St. Joseph’s Institution International School Malaysia (Tropicana PJ Campus) also known as SJIIM, is unlike other internatonal schools because of its Lasallian education ethos and roots. It recently showcased its point of difference again when 17 of its new IBDP students participated in the 3rd SJIIM Lasallian Leadership Training Camp in Manila, Philippines from 4 to 14 August 2018.
A time honored Lasallian tradition that is also observed in its Brother school SJII Singapore, the programme prepares the school’s IBDP students as Senior Lasallian Student Leaders to serve the school’s community and the needy public on their return from the camp. An exciting development this year was the involvement of both scholars and non-scholars in a group of 17 incoming Year 12 students in the camp this time. Whilst on the trip, students had sessions in which they learned about the history of the Lasallian movement and the values that it stands for, as well as the story of its founder Saint John-Baptiste de la Salle. In addition to this, they also had opportunities to actively serve the less fortunate in the Philippines through the planning and implementation of mini service projects. This then prepares them to initiate and carry out similar service projects for those in need closer to home back in Malaysia.

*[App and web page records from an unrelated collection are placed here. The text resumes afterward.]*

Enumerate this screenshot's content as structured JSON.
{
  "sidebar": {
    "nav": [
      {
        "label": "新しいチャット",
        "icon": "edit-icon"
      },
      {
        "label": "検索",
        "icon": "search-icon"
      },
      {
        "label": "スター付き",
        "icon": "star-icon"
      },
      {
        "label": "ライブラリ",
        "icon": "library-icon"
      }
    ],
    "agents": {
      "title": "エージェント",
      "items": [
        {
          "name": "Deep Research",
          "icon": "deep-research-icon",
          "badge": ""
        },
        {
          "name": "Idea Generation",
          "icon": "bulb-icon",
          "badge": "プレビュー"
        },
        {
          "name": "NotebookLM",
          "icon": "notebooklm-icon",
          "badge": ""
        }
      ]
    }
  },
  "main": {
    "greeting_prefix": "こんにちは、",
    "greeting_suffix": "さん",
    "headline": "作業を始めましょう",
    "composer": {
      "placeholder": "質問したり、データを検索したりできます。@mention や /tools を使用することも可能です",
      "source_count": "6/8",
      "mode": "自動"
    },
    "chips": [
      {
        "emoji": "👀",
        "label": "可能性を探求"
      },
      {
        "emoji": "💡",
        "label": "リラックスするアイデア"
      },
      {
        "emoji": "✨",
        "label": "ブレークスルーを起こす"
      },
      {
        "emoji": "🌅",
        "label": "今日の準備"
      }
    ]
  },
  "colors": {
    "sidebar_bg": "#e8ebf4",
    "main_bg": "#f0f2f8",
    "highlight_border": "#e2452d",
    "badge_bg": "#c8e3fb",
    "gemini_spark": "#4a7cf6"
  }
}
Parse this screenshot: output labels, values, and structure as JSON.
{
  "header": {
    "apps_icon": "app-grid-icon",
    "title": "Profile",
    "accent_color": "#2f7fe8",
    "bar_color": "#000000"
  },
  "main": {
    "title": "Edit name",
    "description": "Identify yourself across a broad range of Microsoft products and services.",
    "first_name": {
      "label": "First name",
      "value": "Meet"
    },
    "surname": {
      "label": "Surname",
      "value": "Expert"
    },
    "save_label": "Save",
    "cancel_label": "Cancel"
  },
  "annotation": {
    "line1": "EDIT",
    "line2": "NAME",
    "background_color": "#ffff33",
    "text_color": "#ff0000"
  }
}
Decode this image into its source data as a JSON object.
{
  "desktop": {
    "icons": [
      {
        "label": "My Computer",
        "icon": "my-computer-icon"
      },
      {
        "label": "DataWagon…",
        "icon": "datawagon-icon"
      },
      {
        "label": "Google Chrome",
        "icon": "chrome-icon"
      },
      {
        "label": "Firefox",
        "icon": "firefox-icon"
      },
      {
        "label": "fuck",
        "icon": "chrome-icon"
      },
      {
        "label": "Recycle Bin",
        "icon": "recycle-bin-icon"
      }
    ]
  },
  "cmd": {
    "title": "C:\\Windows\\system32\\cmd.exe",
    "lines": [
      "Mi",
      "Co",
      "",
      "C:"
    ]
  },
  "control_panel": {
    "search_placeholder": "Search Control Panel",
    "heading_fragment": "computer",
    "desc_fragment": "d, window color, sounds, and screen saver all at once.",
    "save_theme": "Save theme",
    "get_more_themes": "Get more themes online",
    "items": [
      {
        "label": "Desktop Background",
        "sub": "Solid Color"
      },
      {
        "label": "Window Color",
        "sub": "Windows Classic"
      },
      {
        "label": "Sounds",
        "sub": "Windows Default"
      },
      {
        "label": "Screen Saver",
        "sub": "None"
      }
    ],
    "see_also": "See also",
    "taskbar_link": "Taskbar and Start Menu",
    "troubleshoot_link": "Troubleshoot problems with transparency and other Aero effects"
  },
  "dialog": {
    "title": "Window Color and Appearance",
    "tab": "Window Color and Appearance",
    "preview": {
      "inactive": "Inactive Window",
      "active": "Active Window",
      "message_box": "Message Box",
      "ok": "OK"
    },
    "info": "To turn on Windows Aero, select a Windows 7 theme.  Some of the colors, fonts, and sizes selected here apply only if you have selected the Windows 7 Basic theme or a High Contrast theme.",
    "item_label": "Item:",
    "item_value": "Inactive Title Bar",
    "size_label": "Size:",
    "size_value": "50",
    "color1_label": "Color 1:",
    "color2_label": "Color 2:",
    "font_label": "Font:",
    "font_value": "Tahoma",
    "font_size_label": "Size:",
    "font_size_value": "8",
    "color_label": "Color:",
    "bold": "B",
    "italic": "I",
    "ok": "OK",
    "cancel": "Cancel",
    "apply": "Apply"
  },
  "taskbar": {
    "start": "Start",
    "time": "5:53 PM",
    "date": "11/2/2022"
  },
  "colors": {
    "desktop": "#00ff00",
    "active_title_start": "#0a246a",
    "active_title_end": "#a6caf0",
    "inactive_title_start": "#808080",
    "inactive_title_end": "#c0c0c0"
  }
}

Most of the IBDP students who attended the camp had never met each other before, nor had they been to the Philippines which made the camp very special. Whilst on the camp, the students visited three different Lasallian schools: La Salle Green Hills School and De La Salle Santiago Zobel School in Metro Manila as well as Jaime Hilario Integrated School-La Salle, near Bagac on the western coast of the Philippines. Each of these schools brought different experiences for the students and through the interactions with a variety of Lasallians, this allowed the students to develop a deeper and more complex understanding of the three core values associated with the Lasallian movement which is faith, community and service.
At Jaime Hilario Integrated School-La Salle, they interacted with other Filipino students through a variety of means. These included class immersions on the first day there in which they were assigned a class teacher to shadow for the day. Through this experience, they supported other students in their learning and found out what it was like to be a teacher in the school. The students also had the chance to plan and deliver some sessions of their own which involved singing a song and carrying out games with the Filipino students culminating in them learning each other’s languages. Many of the families the students met also gave up their own humble sleeping quarters for them, which gave the students a strong understanding of the Lasallian values in action.
At De La Salle Santiago Zobel School, the IBDP students had further service experience where they learned how to plan effectively for a service project and to ensure its successful execution. Taking part in the school’s established “Goodbye Gotam” (or “goodbye hunger”) project, they planned games for the local children whose families had moved to Metro Manila in order to be close to their loved ones who are incarcerated at the local penitentiary and for many of these children, it was not unusual to have only one meal a day. By participating in the weekly feeding of these children, the students were able to experience firsthand what a difference a simple meal can make to others. They also visited a home for former street children called “Haven for Children” and played games with these children besides sharing a meal with them. Through these service activties, many of the students were struck by the ways that they could communicate and bring happiness to these boys, despite the language barrier between them.
The IBDP students also had the rare opportunity for a tour of De La Salle University in Manila. There, they had the luck of having a session on core Lasallian values with Br. Michael Broughton FSC, the outgoing Vice President for Lasallian Mission at the university. Through the session, students were also encouraged to consider the needs of all who are less fortunate and keeping uppermost in their minds the suffering of those less fortunate than themselves. The tour of the university included not only the college’s academic and administrative buildings but also a visit to the college’s Chapel of the Most Blessed Sacrament. The experiences gained from the trip certainly served to reinforce the students resolve and understanding to making a difference in the world. This was reflected in the feedback of one of the students, Marcus Liew who said, “I will remember to have faith in the fact that I have the ability to make a difference. I will remember that as a member of this community, I need those around me and those around me need me. I will remember that my life should not be about me, but about making use of myself to serve those around me. Maybe privilege is not found in having more, but instead in appreciating the little that we have.”
Dr. Nicola Brown who is the High School Principal of SJIIM, was also delighted with the students positive experience and takeaway from the camp, “The benefits of attending the Lasallian Leadership Training Camp for our IBDP students are invaluable and completely tangible. The students are changed by their experiences. They are imbued with our values and a deep appreciation of how to share these with the community. The younger students see their exemplary modelling of Faith, Service and Community and are inspired to follow suit. It is a privilege to attend the camp and we look forward to our future collaboration with the Philippines team.”
Upon the IBDP students’ return to Kuala Lumpur, it was found that the scholars have become more aware of what is means to be a Lasallian and understood better the obstacles and challenges that come from the cause of serving the last, the lost, and the least. They have also bonded together well and are now ready to help grow the Lasallian mission back in SJIIM and Malaysia.